*ABOUT THIS EXERCISE*
Go through the data and copy each line where the word "деятельности" shows up.

Element data from apps and pages
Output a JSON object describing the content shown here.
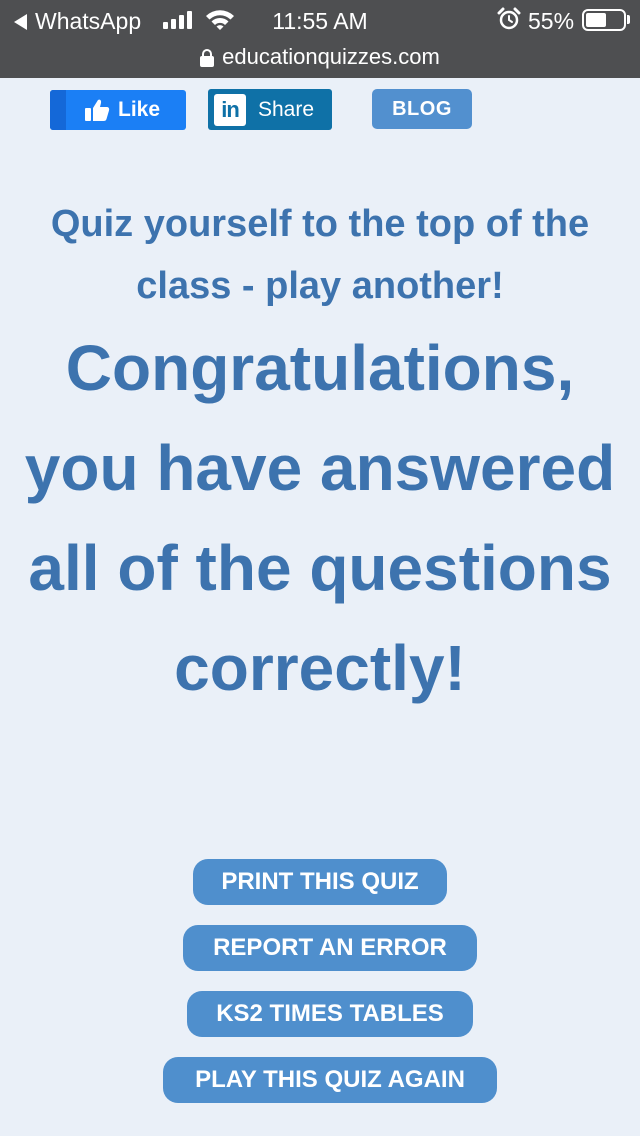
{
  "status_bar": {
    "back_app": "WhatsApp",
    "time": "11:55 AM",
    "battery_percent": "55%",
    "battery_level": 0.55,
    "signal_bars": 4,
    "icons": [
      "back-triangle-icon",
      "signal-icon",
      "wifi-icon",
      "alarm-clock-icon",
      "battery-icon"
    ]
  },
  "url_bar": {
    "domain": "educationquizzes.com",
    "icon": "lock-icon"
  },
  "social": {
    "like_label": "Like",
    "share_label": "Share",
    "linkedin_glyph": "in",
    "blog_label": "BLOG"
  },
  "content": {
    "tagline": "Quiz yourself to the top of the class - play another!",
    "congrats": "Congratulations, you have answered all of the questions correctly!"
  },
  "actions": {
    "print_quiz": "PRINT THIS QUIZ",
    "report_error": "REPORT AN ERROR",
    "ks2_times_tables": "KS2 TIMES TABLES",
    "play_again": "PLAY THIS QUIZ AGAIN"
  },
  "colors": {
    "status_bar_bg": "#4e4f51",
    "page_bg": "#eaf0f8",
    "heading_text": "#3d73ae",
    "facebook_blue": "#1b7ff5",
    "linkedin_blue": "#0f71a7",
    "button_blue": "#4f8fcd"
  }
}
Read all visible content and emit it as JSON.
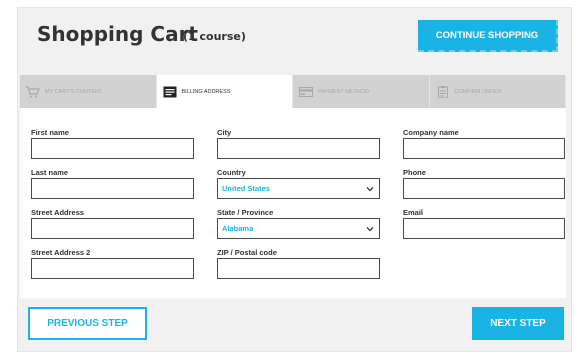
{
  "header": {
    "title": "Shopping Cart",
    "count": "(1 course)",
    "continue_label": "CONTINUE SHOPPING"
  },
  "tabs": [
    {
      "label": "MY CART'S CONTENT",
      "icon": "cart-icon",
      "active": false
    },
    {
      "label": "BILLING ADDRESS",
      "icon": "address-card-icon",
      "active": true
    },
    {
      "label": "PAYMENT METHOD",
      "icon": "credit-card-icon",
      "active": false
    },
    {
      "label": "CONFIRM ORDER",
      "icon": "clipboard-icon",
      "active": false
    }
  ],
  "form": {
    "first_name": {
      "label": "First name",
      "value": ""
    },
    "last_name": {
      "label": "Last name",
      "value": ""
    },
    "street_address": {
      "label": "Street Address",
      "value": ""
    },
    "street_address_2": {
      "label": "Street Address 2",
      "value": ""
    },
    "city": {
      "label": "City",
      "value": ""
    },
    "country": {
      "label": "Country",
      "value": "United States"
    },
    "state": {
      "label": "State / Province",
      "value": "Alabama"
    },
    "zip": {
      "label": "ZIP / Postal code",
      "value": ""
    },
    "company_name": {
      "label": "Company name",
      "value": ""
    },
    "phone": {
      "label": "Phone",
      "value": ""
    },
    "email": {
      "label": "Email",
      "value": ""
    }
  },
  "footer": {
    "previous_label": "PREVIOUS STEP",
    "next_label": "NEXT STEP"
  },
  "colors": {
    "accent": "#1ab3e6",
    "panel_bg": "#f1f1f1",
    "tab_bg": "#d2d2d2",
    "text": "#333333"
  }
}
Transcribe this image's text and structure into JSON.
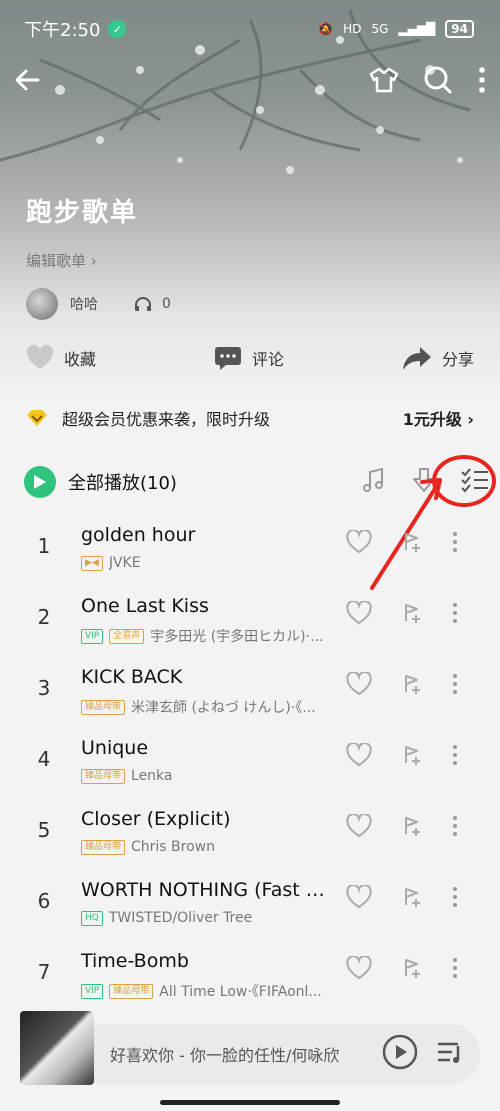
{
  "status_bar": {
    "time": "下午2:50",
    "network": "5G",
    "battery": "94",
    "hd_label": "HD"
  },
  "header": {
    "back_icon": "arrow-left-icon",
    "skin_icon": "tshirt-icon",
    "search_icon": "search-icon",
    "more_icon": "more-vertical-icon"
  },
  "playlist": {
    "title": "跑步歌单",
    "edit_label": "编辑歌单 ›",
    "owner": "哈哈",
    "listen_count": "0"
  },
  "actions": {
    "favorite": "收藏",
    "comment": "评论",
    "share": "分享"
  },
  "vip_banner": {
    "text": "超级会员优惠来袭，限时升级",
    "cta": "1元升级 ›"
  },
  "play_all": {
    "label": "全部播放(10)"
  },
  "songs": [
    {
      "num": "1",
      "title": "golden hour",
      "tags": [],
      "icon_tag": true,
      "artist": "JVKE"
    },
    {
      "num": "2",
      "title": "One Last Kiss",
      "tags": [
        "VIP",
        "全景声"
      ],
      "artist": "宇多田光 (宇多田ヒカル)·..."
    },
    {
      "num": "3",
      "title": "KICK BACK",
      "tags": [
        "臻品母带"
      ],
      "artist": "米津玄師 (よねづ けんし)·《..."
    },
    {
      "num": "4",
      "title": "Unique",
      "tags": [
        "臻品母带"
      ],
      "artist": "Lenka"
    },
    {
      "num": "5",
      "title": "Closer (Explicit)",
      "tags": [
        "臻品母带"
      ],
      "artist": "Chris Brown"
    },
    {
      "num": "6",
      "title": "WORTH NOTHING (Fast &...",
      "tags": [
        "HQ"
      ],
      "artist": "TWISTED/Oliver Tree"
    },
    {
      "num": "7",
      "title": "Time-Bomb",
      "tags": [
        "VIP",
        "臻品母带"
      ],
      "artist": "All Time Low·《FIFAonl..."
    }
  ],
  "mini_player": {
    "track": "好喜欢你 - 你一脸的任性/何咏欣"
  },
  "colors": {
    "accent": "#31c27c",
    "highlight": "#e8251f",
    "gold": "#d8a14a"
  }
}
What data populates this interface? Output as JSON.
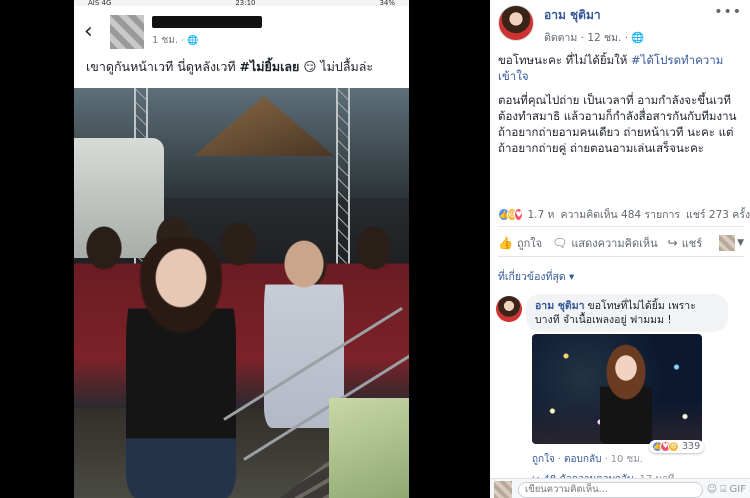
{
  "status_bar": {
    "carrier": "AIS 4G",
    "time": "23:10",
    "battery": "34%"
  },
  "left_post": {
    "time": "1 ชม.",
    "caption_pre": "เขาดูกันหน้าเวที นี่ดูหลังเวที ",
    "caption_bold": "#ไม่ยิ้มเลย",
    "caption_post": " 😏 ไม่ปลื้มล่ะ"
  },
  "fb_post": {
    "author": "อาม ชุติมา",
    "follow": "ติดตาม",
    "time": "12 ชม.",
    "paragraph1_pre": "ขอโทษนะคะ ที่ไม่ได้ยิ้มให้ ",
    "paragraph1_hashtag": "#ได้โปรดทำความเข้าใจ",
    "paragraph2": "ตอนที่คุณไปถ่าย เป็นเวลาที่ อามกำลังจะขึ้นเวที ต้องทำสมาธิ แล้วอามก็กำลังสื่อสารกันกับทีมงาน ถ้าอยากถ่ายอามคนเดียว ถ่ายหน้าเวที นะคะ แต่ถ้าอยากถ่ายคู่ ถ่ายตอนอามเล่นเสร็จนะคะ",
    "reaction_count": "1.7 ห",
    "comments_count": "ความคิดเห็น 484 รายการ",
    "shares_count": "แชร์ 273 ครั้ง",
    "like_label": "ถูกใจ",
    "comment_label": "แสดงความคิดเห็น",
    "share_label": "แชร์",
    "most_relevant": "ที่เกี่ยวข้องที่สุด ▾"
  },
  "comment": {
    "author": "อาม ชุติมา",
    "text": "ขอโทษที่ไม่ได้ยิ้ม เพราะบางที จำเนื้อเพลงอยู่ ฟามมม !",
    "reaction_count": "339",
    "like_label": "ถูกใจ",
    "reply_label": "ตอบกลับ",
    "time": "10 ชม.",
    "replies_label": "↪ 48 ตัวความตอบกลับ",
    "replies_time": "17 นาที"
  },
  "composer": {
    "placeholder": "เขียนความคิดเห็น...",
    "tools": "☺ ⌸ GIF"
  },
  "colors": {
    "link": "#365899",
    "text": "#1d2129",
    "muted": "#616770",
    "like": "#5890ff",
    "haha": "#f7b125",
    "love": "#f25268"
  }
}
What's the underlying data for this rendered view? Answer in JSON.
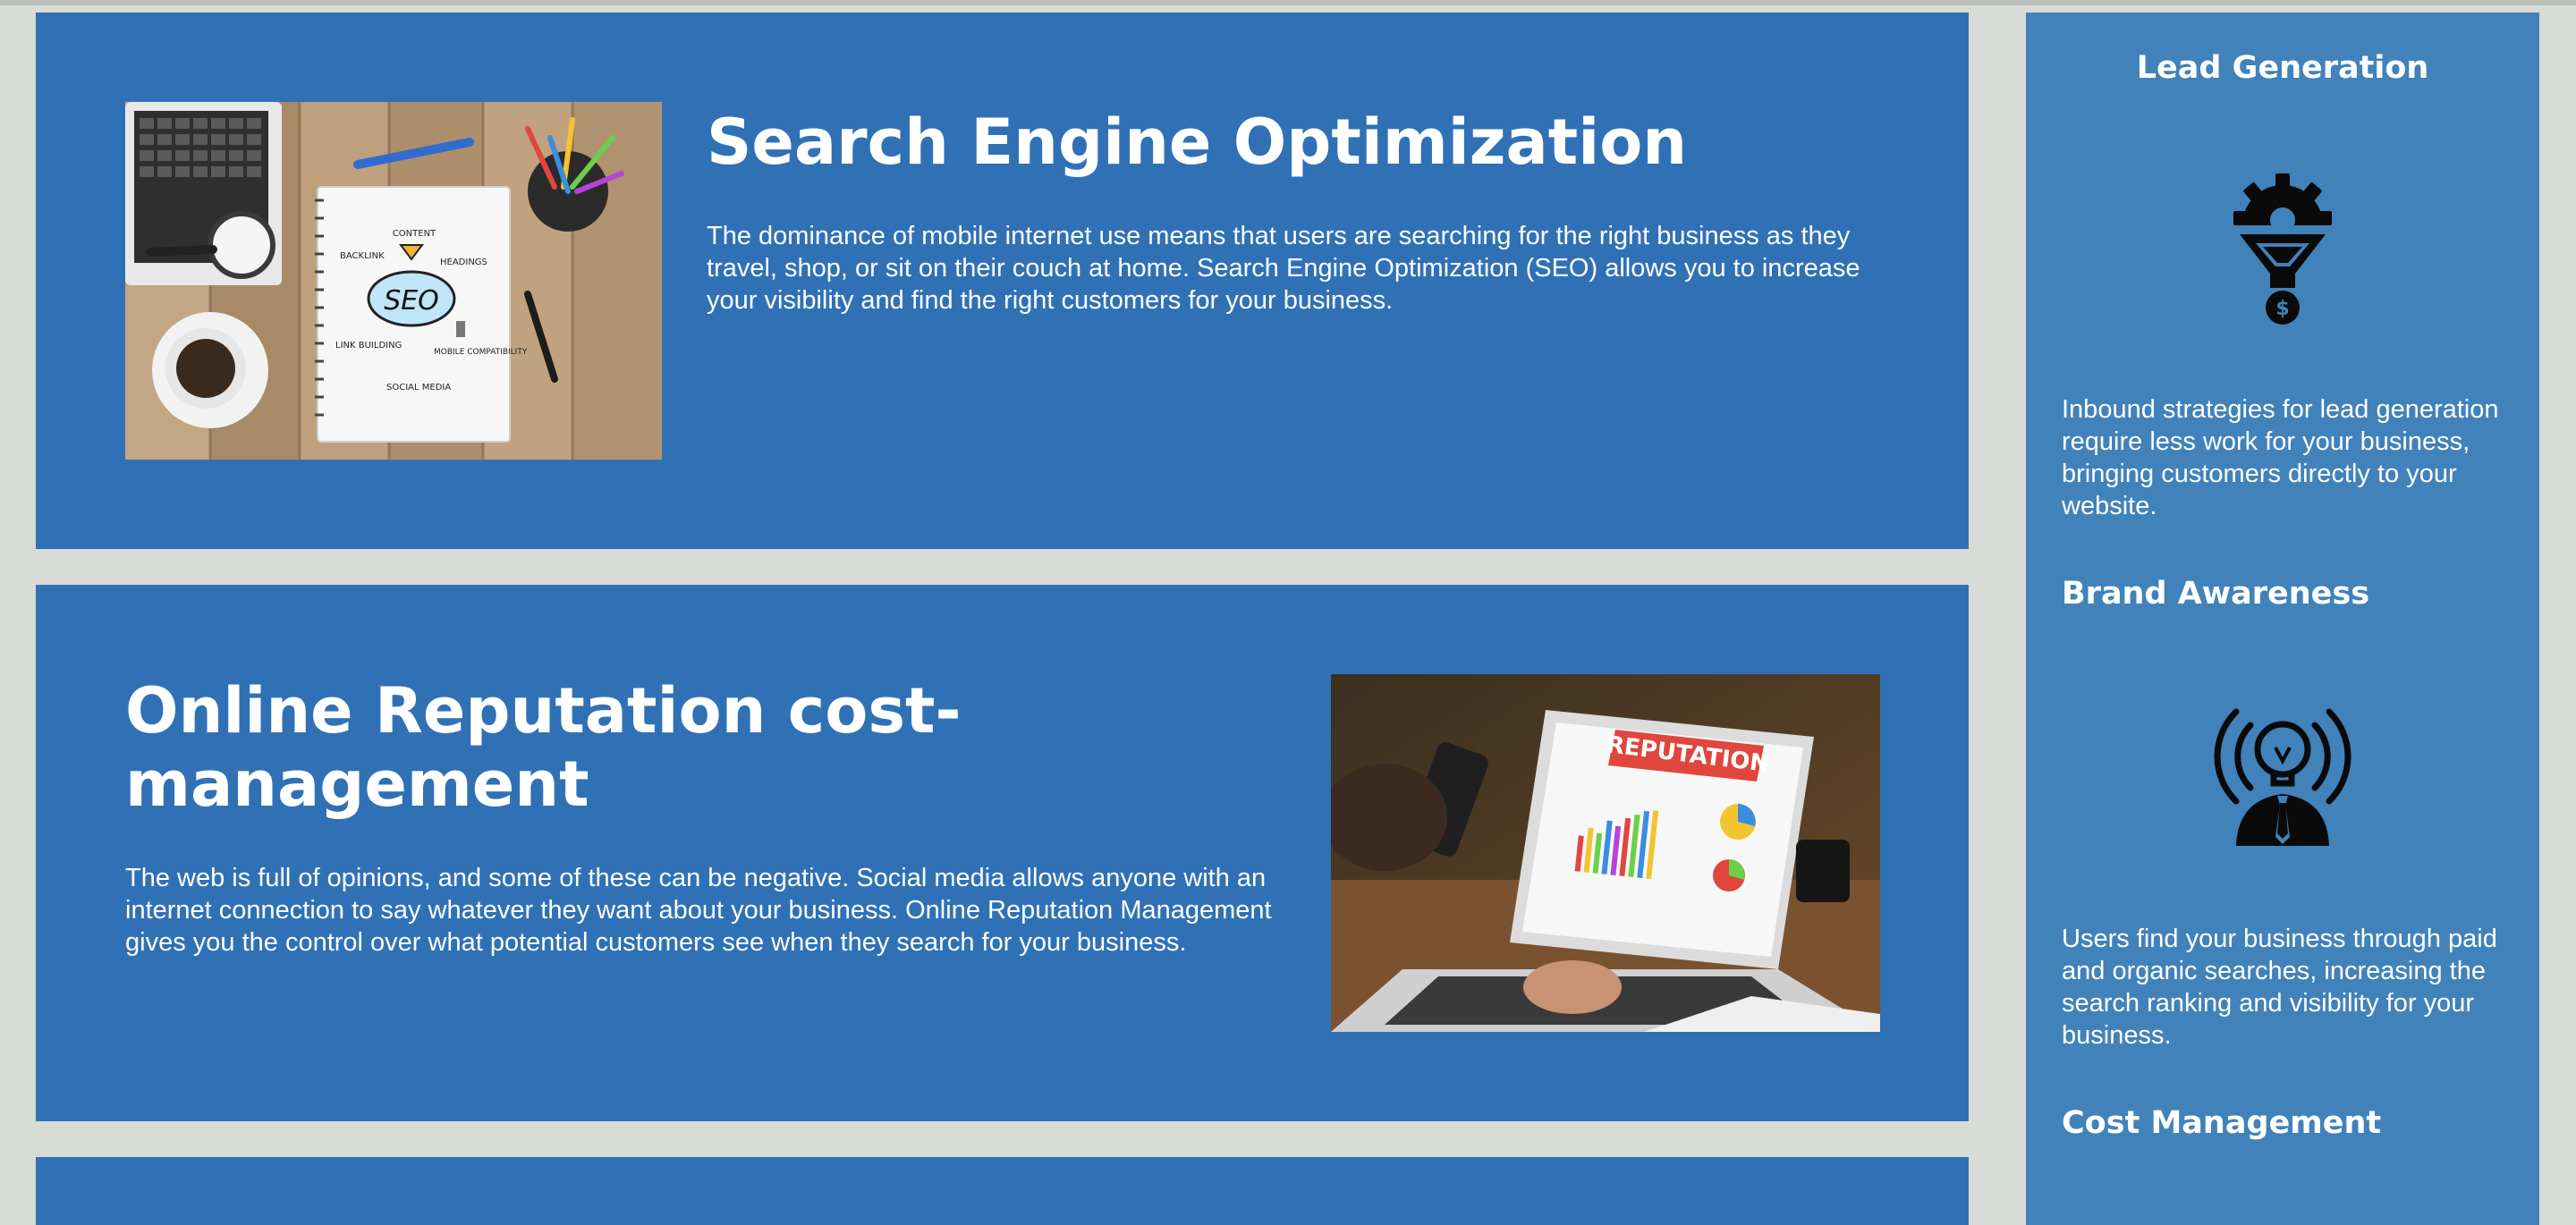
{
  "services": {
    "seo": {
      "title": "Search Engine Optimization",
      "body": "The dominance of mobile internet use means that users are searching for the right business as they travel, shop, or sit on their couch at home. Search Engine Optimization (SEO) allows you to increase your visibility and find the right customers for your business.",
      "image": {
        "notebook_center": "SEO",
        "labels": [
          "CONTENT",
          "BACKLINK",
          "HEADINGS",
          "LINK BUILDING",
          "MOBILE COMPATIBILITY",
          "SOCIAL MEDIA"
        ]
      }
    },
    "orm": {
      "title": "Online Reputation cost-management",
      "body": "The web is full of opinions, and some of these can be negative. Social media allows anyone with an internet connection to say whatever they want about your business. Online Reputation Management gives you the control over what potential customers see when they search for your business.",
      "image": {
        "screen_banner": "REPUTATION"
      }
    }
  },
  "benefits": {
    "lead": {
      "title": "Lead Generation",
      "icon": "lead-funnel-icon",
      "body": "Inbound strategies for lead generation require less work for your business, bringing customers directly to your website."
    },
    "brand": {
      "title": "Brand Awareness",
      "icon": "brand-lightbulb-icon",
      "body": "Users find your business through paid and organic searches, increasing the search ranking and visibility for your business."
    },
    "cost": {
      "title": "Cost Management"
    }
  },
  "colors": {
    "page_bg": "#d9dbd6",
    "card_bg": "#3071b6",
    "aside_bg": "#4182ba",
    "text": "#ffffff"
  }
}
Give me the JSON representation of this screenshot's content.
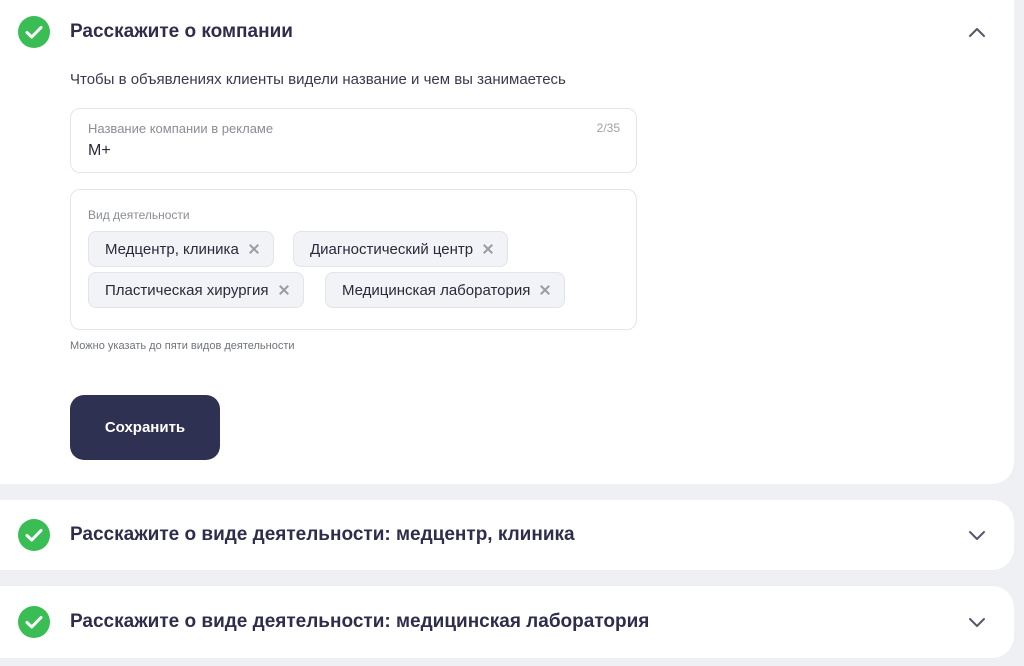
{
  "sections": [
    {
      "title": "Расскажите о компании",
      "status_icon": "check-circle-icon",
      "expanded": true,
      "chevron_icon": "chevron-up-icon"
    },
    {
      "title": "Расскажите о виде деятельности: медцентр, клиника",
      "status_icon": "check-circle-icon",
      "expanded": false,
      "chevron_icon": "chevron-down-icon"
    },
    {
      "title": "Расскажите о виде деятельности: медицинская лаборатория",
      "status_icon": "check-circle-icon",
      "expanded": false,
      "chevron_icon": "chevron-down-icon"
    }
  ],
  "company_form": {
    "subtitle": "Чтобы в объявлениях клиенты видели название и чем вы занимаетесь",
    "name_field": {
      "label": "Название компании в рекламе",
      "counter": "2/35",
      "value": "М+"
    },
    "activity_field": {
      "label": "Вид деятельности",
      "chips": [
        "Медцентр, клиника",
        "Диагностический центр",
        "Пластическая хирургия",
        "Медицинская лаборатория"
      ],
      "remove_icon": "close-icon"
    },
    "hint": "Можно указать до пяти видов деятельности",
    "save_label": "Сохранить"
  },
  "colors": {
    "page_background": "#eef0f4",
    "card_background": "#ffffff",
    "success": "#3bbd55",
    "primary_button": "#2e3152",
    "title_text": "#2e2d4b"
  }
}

*SOLVED PROBLEM*
      "title": "Расскажите о виде деятельности: медцентр, клиника",
      "title": "Расскажите о виде деятельности: медицинская лаборатория",
      "label": "Вид деятельности",
    "hint": "Можно указать до пяти видов деятельности",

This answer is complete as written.